Information
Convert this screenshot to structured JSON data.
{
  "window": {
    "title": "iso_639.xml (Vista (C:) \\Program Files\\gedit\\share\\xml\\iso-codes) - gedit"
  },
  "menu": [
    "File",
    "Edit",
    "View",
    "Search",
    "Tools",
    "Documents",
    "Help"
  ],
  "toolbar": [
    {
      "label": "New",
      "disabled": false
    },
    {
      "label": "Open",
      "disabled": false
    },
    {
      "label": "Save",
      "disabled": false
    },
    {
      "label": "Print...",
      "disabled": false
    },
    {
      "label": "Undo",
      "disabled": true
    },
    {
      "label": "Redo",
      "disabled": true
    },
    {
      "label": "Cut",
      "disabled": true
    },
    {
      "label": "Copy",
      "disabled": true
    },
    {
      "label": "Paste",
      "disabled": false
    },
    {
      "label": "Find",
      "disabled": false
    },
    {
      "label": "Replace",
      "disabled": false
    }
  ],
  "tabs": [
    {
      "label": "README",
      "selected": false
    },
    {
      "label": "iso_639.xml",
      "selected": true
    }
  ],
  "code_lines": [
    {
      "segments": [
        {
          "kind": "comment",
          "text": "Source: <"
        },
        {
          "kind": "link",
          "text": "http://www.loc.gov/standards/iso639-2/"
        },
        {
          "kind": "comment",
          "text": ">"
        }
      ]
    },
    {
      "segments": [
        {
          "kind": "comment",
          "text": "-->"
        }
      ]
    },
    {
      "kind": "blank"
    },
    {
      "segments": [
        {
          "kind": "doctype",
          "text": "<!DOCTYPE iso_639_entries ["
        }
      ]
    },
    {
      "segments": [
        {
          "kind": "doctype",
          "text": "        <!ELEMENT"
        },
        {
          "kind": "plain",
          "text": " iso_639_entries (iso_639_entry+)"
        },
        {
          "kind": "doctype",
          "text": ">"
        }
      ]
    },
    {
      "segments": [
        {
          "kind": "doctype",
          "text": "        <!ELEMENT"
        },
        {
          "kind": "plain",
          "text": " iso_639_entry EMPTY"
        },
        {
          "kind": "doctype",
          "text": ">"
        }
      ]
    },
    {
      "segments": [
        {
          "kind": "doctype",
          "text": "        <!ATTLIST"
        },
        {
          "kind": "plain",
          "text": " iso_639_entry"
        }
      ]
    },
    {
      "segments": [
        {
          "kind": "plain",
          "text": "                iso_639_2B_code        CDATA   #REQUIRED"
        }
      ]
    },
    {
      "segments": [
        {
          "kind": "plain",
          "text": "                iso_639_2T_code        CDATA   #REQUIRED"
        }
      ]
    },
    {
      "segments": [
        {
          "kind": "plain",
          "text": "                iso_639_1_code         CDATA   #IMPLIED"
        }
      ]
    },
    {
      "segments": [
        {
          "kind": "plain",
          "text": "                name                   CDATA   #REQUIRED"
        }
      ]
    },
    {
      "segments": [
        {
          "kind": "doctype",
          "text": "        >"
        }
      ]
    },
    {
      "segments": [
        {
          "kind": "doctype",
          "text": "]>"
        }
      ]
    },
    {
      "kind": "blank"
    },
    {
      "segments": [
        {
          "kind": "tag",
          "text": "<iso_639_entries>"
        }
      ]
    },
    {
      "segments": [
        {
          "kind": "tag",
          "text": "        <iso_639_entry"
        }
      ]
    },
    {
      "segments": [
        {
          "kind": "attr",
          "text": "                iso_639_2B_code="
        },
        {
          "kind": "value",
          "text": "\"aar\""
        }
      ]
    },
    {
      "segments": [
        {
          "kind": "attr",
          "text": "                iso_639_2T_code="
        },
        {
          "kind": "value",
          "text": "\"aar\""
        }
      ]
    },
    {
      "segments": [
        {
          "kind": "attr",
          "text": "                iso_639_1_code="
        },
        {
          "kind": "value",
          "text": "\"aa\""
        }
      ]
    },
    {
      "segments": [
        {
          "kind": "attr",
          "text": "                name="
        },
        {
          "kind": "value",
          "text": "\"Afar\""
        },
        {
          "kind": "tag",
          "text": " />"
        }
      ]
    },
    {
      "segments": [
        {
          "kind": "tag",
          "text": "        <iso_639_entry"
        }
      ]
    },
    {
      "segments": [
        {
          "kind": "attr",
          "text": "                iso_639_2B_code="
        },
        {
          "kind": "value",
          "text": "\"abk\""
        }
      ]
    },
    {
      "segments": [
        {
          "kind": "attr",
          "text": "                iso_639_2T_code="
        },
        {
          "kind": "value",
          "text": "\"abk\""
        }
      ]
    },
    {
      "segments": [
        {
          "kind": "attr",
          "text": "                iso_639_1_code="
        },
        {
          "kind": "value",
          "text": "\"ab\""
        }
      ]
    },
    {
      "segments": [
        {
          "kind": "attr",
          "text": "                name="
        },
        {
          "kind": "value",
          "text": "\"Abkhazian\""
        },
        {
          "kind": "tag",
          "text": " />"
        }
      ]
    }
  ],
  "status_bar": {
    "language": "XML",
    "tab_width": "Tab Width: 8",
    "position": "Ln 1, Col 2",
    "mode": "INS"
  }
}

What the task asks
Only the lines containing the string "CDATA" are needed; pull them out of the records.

Exercise response
          "text": "                iso_639_2B_code        CDATA   #REQUIRED"
          "text": "                iso_639_2T_code        CDATA   #REQUIRED"
          "text": "                iso_639_1_code         CDATA   #IMPLIED"
          "text": "                name                   CDATA   #REQUIRED"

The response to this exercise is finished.